[Interface dataset entries]
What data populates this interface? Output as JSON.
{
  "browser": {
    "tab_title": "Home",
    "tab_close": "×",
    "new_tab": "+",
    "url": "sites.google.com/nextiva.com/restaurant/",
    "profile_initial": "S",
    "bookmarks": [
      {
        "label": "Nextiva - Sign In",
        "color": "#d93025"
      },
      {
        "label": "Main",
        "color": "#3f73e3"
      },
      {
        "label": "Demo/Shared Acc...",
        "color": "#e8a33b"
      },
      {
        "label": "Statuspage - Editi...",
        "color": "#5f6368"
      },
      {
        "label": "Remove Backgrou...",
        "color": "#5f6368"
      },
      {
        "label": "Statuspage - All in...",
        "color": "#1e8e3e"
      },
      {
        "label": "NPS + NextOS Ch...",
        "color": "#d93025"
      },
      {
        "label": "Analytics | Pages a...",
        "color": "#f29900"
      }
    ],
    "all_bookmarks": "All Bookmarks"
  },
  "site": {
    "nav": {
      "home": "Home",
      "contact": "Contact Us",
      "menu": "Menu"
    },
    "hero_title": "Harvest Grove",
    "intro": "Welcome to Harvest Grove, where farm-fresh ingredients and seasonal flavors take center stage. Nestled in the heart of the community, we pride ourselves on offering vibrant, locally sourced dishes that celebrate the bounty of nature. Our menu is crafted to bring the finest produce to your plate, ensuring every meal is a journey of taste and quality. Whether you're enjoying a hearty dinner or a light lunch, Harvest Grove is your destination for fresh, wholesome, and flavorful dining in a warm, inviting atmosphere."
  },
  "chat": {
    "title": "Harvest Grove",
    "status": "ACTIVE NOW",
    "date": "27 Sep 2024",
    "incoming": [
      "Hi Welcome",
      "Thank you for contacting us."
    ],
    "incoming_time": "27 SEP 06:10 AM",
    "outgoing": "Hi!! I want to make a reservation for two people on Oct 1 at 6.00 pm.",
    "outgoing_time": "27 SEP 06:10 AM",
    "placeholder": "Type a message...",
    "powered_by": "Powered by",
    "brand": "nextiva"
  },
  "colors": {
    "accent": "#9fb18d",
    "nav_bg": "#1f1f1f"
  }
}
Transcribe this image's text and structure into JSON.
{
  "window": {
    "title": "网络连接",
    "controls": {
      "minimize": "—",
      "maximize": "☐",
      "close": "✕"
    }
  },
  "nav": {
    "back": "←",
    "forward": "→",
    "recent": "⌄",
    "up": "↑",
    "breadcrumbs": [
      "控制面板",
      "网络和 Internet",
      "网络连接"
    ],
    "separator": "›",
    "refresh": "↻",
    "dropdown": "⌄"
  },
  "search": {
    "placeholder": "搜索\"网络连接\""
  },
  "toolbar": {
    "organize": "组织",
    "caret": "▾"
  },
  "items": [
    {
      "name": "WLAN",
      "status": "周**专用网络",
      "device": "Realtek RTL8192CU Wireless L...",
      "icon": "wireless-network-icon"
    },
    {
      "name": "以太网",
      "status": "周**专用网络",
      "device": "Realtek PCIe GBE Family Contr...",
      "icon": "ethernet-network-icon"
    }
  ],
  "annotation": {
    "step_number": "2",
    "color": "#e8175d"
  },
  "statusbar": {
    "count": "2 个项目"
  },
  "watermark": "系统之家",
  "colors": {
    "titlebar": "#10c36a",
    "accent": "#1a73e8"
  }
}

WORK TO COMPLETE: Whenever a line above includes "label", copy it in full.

TASK RESULT:
        "label": "Nextiva - Sign In",
        "label": "Main",
        "label": "Demo/Shared Acc...",
        "label": "Statuspage - Editi...",
        "label": "Remove Backgrou...",
        "label": "Statuspage - All in...",
        "label": "NPS + NextOS Ch...",
        "label": "Analytics | Pages a...",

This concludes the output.